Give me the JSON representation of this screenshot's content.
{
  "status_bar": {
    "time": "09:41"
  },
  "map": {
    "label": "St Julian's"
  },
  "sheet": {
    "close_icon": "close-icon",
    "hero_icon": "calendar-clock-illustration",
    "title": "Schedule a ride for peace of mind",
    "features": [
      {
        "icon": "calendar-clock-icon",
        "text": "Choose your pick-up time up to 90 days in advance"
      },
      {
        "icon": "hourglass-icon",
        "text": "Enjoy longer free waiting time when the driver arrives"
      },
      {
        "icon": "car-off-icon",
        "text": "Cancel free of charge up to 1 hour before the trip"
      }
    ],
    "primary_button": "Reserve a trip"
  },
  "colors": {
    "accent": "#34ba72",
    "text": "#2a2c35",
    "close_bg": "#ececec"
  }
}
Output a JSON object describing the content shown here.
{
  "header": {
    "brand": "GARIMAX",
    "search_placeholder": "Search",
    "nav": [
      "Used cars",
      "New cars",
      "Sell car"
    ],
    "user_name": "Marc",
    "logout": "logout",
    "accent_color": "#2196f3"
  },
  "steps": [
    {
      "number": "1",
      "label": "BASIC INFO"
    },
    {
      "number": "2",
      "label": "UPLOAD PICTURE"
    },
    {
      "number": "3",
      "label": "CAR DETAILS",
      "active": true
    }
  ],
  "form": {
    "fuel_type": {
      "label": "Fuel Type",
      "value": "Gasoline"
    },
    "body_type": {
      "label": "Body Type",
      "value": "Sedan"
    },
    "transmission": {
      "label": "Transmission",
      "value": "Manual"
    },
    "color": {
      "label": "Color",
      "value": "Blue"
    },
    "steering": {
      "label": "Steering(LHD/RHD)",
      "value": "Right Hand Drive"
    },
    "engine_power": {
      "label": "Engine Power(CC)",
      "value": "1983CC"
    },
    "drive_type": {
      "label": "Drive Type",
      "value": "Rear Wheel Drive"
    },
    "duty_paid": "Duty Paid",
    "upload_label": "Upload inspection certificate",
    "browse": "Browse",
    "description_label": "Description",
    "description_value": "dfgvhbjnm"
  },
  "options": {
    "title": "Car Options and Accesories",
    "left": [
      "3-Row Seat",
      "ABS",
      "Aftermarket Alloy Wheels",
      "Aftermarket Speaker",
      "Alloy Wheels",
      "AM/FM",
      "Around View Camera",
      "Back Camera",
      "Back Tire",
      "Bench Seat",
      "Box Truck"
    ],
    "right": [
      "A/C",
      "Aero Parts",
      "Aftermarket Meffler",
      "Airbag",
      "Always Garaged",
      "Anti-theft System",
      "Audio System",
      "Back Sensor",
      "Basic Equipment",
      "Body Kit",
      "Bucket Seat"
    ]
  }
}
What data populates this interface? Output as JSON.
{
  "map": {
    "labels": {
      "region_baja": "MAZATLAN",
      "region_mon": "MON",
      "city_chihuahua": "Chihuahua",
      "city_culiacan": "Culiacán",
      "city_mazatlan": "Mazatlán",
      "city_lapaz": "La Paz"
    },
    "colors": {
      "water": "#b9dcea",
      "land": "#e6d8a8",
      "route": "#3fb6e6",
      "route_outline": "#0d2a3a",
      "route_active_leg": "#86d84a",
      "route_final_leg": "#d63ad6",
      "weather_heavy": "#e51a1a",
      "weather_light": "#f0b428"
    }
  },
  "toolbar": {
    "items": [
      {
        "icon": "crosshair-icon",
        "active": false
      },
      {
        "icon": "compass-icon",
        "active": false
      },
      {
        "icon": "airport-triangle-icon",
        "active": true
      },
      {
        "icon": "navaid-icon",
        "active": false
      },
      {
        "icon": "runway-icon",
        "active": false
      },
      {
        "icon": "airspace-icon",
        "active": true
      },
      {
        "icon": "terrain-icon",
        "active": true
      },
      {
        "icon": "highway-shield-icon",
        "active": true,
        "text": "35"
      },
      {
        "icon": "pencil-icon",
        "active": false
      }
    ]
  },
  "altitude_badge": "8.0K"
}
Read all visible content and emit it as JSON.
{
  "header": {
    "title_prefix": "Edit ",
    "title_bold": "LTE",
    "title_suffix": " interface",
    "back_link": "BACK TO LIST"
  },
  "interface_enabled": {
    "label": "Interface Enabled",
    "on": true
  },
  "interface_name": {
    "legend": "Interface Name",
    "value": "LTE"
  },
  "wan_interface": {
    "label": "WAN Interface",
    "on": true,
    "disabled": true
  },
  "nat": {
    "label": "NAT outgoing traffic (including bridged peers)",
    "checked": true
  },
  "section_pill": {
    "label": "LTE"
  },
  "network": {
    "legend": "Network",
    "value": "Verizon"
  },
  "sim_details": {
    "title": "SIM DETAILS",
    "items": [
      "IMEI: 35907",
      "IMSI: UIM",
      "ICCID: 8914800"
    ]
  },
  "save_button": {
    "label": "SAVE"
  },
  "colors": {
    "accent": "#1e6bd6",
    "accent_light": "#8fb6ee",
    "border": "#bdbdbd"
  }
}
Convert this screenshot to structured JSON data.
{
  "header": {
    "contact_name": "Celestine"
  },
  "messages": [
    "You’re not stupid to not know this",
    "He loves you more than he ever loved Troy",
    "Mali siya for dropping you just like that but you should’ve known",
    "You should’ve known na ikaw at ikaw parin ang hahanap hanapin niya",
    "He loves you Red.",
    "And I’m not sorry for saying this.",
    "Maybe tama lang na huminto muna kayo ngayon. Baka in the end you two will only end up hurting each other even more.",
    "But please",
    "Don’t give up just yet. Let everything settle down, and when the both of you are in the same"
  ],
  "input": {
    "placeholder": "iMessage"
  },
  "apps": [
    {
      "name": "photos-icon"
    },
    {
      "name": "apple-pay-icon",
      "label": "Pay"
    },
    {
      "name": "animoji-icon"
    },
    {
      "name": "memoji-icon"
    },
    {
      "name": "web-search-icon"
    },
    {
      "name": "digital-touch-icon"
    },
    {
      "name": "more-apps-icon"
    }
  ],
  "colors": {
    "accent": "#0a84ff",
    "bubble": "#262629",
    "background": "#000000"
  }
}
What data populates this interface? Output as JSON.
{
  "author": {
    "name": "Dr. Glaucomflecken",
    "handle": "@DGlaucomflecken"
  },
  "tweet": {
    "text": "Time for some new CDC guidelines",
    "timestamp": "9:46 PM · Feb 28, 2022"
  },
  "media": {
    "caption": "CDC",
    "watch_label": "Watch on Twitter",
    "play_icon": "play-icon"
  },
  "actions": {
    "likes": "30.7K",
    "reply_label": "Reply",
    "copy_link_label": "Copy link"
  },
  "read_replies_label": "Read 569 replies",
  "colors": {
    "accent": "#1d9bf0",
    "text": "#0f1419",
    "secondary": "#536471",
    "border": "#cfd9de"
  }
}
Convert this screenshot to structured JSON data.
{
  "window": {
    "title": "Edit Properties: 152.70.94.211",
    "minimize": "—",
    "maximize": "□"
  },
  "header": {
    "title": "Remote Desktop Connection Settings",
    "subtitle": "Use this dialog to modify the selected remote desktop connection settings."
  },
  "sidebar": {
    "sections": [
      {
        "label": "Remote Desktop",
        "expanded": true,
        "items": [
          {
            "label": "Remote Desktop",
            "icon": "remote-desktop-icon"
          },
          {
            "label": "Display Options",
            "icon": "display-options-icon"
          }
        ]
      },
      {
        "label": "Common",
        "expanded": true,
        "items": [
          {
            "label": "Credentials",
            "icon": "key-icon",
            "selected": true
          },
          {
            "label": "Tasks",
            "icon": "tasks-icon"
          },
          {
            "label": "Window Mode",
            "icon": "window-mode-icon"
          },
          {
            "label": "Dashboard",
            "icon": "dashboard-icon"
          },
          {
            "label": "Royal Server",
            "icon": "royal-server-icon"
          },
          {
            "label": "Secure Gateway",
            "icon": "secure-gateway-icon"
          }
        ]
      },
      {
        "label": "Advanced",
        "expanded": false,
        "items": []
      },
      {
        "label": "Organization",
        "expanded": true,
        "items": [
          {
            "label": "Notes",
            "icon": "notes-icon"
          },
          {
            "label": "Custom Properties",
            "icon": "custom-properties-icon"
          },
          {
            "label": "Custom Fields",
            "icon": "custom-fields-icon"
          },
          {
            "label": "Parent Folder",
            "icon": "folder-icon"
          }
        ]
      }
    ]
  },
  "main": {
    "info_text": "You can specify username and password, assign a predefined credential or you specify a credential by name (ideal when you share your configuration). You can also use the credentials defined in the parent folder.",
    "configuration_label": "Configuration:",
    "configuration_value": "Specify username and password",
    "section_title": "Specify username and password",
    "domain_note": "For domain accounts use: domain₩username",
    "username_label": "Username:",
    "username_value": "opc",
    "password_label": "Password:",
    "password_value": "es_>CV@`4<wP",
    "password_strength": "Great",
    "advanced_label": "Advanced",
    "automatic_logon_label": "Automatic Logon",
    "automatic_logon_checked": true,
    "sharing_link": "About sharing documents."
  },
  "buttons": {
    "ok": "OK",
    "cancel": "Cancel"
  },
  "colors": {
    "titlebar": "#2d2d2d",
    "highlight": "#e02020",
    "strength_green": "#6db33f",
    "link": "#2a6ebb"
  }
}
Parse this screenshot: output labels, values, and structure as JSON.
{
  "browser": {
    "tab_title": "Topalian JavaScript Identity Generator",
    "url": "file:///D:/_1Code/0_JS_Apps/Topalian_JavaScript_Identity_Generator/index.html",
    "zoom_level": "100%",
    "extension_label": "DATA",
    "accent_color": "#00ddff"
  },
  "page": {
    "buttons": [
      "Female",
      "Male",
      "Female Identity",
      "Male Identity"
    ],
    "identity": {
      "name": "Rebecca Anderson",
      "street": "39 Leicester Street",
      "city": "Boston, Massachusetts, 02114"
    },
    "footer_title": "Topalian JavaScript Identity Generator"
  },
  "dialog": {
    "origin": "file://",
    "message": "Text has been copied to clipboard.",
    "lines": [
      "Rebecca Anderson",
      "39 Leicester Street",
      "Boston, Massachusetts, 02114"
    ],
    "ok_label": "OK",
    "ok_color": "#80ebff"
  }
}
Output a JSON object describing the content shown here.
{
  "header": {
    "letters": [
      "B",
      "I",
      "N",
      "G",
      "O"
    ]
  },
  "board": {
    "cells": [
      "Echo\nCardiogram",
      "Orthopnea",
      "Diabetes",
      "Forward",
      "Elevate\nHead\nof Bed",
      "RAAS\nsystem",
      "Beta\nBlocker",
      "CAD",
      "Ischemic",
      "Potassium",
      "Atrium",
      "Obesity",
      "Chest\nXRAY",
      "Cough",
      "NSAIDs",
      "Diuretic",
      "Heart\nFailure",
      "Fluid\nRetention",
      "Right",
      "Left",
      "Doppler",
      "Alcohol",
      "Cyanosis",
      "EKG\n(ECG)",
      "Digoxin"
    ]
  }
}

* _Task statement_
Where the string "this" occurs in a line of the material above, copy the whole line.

* _Task response_
Give me the JSON representation of this screenshot's content.
What data populates this interface? Output as JSON.
Convert this screenshot to structured JSON data.
    "You’re not stupid to not know this",
    "And I’m not sorry for saying this.",
What data populates this interface? Output as JSON.
Convert this screenshot to structured JSON data.
    "subtitle": "Use this dialog to modify the selected remote desktop connection settings."
Parse this screenshot: output labels, values, and structure as JSON.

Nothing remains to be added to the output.